_Your instructions_:
Copy, from the data below, each line that has the word "description".

▬▬▬▬▬▬▬▬▬▬

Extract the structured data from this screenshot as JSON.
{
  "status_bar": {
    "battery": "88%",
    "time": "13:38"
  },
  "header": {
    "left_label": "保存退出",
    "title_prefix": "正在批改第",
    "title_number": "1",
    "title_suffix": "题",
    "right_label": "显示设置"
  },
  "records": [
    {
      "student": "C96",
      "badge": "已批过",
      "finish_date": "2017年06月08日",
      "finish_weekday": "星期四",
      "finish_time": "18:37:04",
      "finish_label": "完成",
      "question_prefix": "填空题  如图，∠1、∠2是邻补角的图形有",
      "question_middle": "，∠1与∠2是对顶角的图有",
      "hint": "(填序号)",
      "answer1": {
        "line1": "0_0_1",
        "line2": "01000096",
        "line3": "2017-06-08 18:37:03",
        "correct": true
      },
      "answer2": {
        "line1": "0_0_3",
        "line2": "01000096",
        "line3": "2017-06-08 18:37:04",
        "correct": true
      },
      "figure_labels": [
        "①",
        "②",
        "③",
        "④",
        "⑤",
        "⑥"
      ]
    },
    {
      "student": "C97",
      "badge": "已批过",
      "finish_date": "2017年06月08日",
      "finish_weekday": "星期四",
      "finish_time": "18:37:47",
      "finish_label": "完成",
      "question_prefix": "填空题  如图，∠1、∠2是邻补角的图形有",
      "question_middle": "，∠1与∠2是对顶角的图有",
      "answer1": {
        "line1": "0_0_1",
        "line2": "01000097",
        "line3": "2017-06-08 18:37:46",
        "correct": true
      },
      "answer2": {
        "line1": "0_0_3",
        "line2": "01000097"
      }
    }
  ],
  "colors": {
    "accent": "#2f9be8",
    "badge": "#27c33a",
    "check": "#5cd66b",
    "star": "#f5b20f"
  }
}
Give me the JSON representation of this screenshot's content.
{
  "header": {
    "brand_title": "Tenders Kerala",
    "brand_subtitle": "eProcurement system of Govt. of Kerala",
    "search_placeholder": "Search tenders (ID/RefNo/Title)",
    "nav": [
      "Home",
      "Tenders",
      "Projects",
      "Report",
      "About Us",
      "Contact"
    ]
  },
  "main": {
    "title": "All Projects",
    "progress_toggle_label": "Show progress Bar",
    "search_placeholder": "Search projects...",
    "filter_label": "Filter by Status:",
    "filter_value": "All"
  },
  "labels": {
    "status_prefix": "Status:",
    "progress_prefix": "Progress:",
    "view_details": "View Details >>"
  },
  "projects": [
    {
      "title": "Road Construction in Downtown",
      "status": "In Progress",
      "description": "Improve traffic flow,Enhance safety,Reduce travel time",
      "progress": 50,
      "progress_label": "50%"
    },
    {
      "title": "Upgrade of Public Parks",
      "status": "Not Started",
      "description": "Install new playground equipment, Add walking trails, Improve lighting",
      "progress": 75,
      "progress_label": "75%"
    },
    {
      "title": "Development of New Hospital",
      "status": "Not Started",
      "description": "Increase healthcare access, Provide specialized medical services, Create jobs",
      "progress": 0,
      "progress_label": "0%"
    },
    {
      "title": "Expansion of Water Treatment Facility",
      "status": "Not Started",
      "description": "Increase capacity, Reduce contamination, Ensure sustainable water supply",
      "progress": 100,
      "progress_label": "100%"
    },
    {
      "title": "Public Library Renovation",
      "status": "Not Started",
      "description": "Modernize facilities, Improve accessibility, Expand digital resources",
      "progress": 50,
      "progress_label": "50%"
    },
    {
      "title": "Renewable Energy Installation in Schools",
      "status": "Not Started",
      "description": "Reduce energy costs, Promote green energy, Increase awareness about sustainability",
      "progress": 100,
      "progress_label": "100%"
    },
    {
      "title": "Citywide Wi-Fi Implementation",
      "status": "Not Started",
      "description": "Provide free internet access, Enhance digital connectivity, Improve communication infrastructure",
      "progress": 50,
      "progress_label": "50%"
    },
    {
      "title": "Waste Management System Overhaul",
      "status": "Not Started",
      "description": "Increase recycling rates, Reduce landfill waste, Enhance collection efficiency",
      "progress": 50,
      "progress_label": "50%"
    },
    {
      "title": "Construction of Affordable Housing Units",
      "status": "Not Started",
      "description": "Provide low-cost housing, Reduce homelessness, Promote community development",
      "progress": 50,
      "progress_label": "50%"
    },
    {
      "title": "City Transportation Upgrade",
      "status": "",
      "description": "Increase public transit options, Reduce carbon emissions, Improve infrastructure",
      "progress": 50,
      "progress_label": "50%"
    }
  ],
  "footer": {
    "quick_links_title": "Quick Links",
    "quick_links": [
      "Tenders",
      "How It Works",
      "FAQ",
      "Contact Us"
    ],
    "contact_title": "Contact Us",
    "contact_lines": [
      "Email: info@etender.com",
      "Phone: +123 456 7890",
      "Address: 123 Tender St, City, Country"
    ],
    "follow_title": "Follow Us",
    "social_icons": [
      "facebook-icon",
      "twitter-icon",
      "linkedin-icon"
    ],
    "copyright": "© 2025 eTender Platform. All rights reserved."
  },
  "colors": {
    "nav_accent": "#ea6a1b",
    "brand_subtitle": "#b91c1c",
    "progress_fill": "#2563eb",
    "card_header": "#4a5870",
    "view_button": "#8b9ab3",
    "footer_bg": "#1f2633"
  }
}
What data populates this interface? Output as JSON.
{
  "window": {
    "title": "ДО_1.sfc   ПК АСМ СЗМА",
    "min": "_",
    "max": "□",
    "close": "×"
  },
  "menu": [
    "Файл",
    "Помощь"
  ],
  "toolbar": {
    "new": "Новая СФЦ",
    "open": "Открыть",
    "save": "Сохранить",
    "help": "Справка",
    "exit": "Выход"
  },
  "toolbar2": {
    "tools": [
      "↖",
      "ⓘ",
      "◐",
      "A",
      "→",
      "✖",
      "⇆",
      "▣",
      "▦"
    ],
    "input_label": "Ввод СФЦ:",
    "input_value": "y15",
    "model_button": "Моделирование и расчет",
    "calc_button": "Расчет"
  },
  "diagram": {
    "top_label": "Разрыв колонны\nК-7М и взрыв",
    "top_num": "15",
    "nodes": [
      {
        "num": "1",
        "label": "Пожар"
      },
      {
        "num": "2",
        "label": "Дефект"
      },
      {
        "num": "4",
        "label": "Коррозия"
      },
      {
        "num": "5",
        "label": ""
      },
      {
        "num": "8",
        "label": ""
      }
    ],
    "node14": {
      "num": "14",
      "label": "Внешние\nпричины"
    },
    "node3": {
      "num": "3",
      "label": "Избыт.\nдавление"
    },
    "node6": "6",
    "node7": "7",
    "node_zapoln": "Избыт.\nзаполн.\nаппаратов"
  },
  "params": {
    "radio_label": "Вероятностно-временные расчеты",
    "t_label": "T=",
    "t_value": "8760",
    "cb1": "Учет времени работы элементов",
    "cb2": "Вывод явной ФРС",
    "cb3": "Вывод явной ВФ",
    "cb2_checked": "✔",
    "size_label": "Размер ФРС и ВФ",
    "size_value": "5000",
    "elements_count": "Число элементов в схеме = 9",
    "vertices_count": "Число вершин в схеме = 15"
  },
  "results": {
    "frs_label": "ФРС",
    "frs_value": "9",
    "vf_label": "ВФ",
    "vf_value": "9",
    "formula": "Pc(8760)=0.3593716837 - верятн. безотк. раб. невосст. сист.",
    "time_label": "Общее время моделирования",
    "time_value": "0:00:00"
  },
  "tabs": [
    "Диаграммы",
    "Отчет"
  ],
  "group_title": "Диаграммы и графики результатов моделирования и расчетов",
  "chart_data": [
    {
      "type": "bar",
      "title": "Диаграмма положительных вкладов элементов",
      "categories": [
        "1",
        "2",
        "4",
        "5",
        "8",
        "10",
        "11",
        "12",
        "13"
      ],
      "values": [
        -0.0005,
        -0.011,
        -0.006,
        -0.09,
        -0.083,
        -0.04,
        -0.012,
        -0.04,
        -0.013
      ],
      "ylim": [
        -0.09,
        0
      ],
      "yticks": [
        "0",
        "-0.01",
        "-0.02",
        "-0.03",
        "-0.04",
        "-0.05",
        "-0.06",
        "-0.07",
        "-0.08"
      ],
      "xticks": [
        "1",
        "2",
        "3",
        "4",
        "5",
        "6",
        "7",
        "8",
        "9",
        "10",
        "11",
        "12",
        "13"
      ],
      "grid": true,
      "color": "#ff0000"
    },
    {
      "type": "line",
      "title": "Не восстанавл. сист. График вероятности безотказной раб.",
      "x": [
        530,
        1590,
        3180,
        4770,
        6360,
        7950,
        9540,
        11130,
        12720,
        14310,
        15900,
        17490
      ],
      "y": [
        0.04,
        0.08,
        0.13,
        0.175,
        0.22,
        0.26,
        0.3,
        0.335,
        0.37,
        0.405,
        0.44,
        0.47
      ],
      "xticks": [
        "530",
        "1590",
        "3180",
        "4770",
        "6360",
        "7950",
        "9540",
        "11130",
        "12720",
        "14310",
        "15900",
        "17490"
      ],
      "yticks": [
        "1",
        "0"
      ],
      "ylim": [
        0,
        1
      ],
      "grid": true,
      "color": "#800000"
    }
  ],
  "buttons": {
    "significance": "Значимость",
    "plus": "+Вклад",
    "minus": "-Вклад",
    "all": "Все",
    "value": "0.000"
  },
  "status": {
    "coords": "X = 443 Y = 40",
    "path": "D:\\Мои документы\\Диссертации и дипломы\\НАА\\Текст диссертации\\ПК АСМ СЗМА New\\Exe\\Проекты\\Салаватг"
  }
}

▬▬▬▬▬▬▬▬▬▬

_Exercise output_:
      "description": "Improve traffic flow,Enhance safety,Reduce travel time",
      "description": "Install new playground equipment, Add walking trails, Improve lighting",
      "description": "Increase healthcare access, Provide specialized medical services, Create jobs",
      "description": "Increase capacity, Reduce contamination, Ensure sustainable water supply",
      "description": "Modernize facilities, Improve accessibility, Expand digital resources",
      "description": "Reduce energy costs, Promote green energy, Increase awareness about sustainability",
      "description": "Provide free internet access, Enhance digital connectivity, Improve communication infrastructure",
      "description": "Increase recycling rates, Reduce landfill waste, Enhance collection efficiency",
      "description": "Provide low-cost housing, Reduce homelessness, Promote community development",
      "description": "Increase public transit options, Reduce carbon emissions, Improve infrastructure",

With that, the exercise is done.